◆ AIM OF THE EXERCISE: Check each line of the entries below for the word "less", and copy the lines that have it.

════════════════════

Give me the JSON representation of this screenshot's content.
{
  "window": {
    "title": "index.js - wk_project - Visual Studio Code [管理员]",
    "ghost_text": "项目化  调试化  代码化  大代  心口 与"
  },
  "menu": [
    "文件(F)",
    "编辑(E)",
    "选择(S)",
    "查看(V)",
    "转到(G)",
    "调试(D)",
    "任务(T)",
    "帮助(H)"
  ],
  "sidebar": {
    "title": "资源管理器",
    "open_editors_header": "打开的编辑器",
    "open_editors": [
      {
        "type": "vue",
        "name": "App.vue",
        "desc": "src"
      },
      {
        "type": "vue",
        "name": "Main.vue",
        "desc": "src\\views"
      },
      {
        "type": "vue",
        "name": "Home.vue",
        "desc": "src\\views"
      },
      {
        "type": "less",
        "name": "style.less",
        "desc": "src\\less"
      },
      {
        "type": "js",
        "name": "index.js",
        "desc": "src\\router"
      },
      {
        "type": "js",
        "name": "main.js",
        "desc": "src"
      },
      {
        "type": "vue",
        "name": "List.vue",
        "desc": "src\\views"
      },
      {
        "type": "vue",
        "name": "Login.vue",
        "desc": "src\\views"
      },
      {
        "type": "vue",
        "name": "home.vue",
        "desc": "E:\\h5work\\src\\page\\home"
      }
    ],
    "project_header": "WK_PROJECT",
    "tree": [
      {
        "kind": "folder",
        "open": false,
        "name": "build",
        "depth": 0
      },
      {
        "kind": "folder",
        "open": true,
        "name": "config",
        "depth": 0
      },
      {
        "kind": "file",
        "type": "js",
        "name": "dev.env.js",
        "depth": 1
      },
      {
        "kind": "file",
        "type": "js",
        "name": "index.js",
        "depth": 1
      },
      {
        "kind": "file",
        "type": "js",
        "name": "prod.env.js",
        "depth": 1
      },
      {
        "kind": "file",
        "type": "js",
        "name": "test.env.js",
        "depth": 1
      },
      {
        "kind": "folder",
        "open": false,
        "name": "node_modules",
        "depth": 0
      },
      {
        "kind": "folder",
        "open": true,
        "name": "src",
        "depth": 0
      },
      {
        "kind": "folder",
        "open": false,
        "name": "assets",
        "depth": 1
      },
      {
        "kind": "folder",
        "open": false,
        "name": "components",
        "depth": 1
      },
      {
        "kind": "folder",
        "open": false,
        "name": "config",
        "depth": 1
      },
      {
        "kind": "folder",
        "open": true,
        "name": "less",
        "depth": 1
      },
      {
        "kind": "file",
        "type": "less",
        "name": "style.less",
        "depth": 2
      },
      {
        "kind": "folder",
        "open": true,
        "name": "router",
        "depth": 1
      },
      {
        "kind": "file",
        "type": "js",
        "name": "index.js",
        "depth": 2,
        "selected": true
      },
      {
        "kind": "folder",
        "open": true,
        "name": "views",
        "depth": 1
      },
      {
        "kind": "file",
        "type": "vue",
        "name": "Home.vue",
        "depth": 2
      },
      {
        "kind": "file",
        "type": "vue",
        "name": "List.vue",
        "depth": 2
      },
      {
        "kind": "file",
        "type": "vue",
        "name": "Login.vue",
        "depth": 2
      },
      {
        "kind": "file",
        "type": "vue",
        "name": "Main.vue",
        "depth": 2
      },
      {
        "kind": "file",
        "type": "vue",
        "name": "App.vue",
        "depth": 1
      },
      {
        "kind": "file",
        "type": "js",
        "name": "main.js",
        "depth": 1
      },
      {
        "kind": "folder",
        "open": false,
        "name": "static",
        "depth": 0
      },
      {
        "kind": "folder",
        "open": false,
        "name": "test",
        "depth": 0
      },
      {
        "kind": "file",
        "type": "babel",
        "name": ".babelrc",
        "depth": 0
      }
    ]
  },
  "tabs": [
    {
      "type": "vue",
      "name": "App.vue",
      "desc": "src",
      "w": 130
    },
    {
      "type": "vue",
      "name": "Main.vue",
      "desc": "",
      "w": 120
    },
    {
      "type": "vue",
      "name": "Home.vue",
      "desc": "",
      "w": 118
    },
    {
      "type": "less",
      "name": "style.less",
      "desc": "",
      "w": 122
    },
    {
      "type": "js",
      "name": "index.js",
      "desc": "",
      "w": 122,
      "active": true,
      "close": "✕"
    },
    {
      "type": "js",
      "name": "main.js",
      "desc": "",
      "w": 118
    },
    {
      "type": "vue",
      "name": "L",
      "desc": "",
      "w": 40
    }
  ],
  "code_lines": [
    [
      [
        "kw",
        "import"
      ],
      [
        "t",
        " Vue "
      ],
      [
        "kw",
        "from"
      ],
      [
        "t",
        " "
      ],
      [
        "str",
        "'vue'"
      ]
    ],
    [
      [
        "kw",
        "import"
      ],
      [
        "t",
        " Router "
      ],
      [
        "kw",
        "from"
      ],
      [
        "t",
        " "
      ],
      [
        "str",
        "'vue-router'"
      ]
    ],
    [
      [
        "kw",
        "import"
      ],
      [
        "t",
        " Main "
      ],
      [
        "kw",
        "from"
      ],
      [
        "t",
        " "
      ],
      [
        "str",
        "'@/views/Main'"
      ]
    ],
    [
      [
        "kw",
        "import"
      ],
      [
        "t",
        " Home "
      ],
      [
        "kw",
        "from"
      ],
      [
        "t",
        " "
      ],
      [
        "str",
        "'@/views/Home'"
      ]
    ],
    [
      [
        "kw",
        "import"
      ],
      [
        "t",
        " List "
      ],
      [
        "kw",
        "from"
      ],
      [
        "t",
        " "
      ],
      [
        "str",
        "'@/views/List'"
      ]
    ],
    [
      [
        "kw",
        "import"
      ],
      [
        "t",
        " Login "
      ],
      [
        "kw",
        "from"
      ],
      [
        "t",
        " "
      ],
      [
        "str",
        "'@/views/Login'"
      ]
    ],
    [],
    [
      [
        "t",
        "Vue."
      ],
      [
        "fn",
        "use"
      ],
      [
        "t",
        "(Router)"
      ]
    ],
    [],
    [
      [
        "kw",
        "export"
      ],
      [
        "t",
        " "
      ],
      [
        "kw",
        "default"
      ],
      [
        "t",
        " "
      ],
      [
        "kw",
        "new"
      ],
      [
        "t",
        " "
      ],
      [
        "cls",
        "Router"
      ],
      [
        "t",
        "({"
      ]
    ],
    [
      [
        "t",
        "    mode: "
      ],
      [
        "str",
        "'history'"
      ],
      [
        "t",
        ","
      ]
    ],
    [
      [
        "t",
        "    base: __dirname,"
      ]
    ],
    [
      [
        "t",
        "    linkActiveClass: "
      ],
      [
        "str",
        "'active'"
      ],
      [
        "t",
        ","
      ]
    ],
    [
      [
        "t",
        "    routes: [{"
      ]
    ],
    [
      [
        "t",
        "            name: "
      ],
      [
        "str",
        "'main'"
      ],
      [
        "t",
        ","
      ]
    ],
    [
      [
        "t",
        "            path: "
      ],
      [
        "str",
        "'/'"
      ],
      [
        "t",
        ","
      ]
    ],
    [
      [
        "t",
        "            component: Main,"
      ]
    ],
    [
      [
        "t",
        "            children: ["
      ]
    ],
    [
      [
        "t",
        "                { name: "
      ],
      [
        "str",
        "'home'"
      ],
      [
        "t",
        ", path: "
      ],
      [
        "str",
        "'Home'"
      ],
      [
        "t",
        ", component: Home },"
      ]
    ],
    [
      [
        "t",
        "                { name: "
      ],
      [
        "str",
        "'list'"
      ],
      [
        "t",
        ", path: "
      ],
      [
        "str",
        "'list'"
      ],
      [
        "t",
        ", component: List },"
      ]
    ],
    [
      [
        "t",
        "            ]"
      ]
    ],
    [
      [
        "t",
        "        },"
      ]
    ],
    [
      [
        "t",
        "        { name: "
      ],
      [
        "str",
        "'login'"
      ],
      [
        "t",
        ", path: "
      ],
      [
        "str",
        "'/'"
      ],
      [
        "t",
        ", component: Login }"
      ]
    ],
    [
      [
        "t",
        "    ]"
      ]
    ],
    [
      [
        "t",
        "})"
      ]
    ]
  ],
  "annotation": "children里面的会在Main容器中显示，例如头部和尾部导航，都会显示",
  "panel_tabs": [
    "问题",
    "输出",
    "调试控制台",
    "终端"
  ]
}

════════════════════

◆ EXPECTED OUTPUT:
        "type": "less",
        "name": "style.less",
        "desc": "src\\less"
        "name": "less",
        "type": "less",
        "name": "style.less",
      "type": "less",
      "name": "style.less",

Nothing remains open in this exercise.